It’s a day you’ve been working toward your entire college career. But now your job search is making Organic Chemistry seem like a walk in park. So what is it going to take to find your first job after college?
If you’re a recent college graduate or plan to be one in the near future, you know that the job outlook is looking pretty bleak these days. With only 55% of the 16-29 year old demographic gainfully employed, the recession and job crisis has taken the hardest toll on young people, many of whom are anxious to apply their college degrees in the workplace.
Although you will be competing with record numbers of career veterans in the job marketplace, the good news is that a college degree significantly increases the odds that you will eventually land a good job. Going into 2012, many employers are reporting that their campus hiring targets will return to pre-recession levels. Here’s what you need to know as you attempt to transform your degree into a profitable career.
Organization is the golden rule of any job search. Clutter and disarray might have gotten you through four years of college, but it won’t help you launch a career. Before you do anything else, sit down with a career center representative to devise a strategic plan that includes action items and reasonable timeframes.
The best time to begin preparing for your job search is freshman year. Internships (paid and unpaid) can be gateways to employment, especially in fields that are difficult to break into. If you haven’t done an internship yet, don’t panic. Work with the experiences you have and if necessary, delay your job search by a few months so you can intern in your field.

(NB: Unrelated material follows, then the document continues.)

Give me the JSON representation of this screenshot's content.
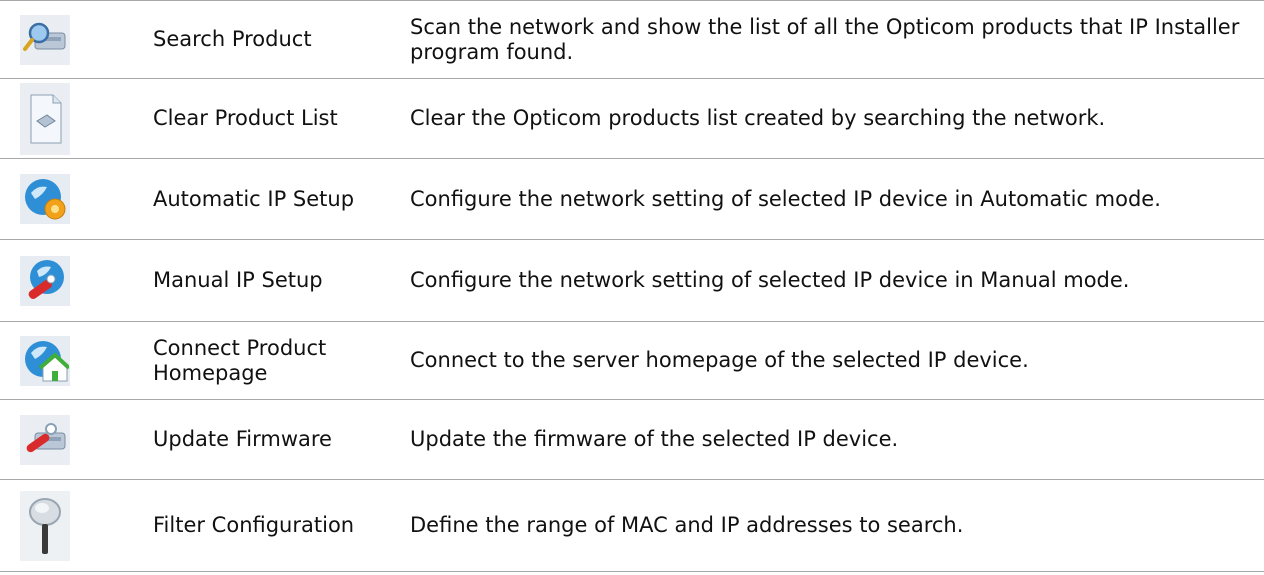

We get it – you’re broke. But cash isn’t necessarily the most important resource in a first job search. Chances are you have friends, acquaintances and alumni contacts in thousands of companies. Start shaking trees and look for contacts that can be leveraged to help you get your foot in the door with targeted employers.
It took you four years (or more) to get your degree. Hopefully it won’t take you that long to find a job in your field. However, you can’t expect a job to materialize overnight. Job searches take time, so settle in for the long haul and put in the work it takes to land a good offer.
Think Out of the Box
Within limits, out-of-the-box thinking can be useful in a first job search. Too much creativity (e.g. tweeting your resume to employers) can be dangerous. But in general, don’t be afraid to innovate when it comes to identifying great gigs and networking with employers.